Never an excuse but just what we see every day in New Zealand. We have become a country of haves and have nots. I would put this family squarely in the latter category.
The mother probably in her early 20s, already had 5 children under 6 years of age before Sapphire and her twin sister Honey came along.
They were born pre-term with low birth weights and related medical issues. Tua and her partner were homeless waiting for Housing New Zealand to find them a house.
Good luck on that score, join the queue of thousands. In the meantime, they have been staying with family in Ahipara with probably little or not enough money coming into the household to cover the basics of life.
Whanau Ora workers know hundreds of families live in these circumstances every day.
And we do know that for every family struggling to survive there is another family member, immediate or extended, who would step up and start to transform the family if supported to do so.
Someone who is trusted, someone who will call bad behaviour exactly what it is in many instances, neglect. Someone who will need to be resourced whether for training or skills development in how to handle the high and multiple needs of their family.
The go to person. The one who knows the family members full of BS. I believe it is family intervention by those who know what's at stake, their own whakapapa, that can turn things around.
The young mother did not start to drink since she had her twins. She would not have been drinking on her own. If all we can do is blame and point the finger, then nothing much will change.
Families are the key. Change the families and another more positive picture will start to emerge.
It won't happen overnight. It calls for strong whanau leadership and sustained commitment. It calls for a Whanau Ora approach to social service delivery, by those who can get a foot in the door, to work closely with high risk families. Who are easily identifiable.
We could concentrate on educating and encouraging young mothers in particular to stop drinking while pregnant and while breastfeeding.
That's the easy part.
How about we recognise the emerging class of families facing lives of insecurity and hopelessness and start working on giving their lives meaning too.

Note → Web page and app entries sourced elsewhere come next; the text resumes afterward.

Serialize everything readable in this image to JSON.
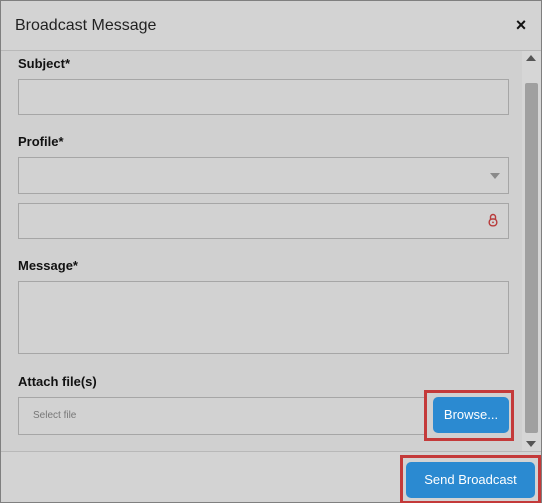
{
  "dialog": {
    "title": "Broadcast Message",
    "close_icon": "×"
  },
  "form": {
    "subject_label": "Subject*",
    "subject_value": "",
    "profile_label": "Profile*",
    "profile_value": "",
    "secure_field_value": "",
    "message_label": "Message*",
    "message_value": "",
    "attach_label": "Attach file(s)",
    "file_placeholder": "Select file",
    "browse_label": "Browse..."
  },
  "footer": {
    "send_label": "Send Broadcast"
  },
  "colors": {
    "accent": "#2b8ad1",
    "highlight": "#c43a3a",
    "lock_icon": "#b83a3a"
  },
  "icons": [
    "close-icon",
    "chevron-down-icon",
    "lock-icon",
    "scroll-up-icon",
    "scroll-down-icon"
  ]
}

It shouldn't take the death of little Sapphire to get us all riled up.
Her death was entirely preventable.
You know it and so do I.